I am a President's Professor at Arizona State University. My approach to doing anthropology embraces collaboration, transdisciplinarity, and rigorous data collection using an array of field methods to understand how culture shapes physical and mental health. Currently my work coaleses around three primary problems: obesity/weight gain, water insecurity, and stigma in global health.
I began doing long-term fieldwork in the Pacific islands -- Polynesia and Micronesia -- in the late 1980s. Since then, I have expanded to other parts of the globe, including most recently in Ethiopia, Haiti, and the US. I collaborate on my current projects with an amazing array of experts from many different countries and fields. Much of the overall design and execution of these collaborative projects is done in partnership with fellow ASU anthropologist Amber Wutich.

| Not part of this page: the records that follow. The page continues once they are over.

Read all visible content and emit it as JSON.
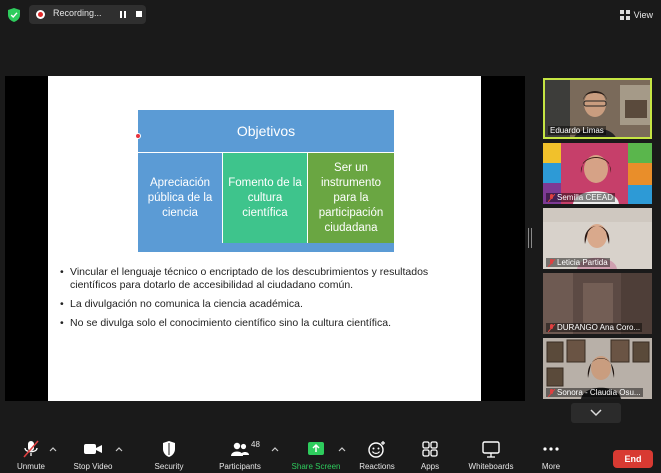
{
  "top": {
    "recording_label": "Recording...",
    "view_label": "View"
  },
  "slide": {
    "header": "Objetivos",
    "boxes": [
      "Apreciación pública de la ciencia",
      "Fomento de la cultura científica",
      "Ser un instrumento para la participación ciudadana"
    ],
    "bullets": [
      "Vincular el lenguaje técnico o encriptado de los descubrimientos y resultados científicos para dotarlo de accesibilidad al ciudadano común.",
      "La divulgación no comunica la ciencia académica.",
      "No se divulga solo el conocimiento científico sino la cultura científica."
    ]
  },
  "participants": [
    {
      "name": "Eduardo Limas",
      "active": true
    },
    {
      "name": "Semilla CEEAD",
      "muted": true
    },
    {
      "name": "Leticia Partida",
      "muted": true
    },
    {
      "name": "DURANGO Ana Coro...",
      "muted": true
    },
    {
      "name": "Sonora - Claudia Osu...",
      "muted": true
    }
  ],
  "toolbar": {
    "unmute": "Unmute",
    "stop_video": "Stop Video",
    "security": "Security",
    "participants": "Participants",
    "participants_count": "48",
    "share_screen": "Share Screen",
    "reactions": "Reactions",
    "apps": "Apps",
    "whiteboards": "Whiteboards",
    "more": "More",
    "end": "End"
  },
  "colors": {
    "accent_green": "#2ecc5d",
    "slide_blue": "#5b9bd5",
    "slide_teal": "#3ec48c",
    "slide_green": "#6aa642",
    "end_red": "#d83a32",
    "active_border": "#c5e543"
  }
}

You can find a full detailed (and rather boring) biography at the bottom of my cv. Short version: I was born in New Zealand. My PhD is from the University of Arizona, and I did a postdoc at Brown University. I am formally trained in cultural anthropology, biological anthropology, and demography. I previously taught at both University of Auckland and University of Georgia and have written five books and over 150 academic articles.
I also have served in university leadership, and my favorite challenge is strategic growth and transformation in complex institutional environments. After joining ASU in 2006, I founded the Center for Global Health and launched the country's first (and still largest) undergraduate program in global health. I then directed the incredible School of Human Evolution and Social Change (SHESC) for some eight years. It was an amazing administrative ride, through massive recession-related budget cuts that spurred entrepreurial innovation and included rolling out multiple new on campus and online degrees; it ended with Anthropology at ASU being ranked #1 in the US for both research scale and faculty productivity even as our number of majors simultaneously doubled. I also served as ASU's Vice President for Social Science for four years, another period of exciting growth in otherwise uncertain times that took our NSF HERD national ranking in social science from #15 to #4.
By the way, I write as and prefer to go professionally by Alexandra Brewis, but my legal name is Alexandra Slade. Techno-bureaucracy means my last name turns up variously in different systems as Brewis, Brewis Slade (no hyphen), Brewis-Slade (hyphen), and Slade. I answer to them all.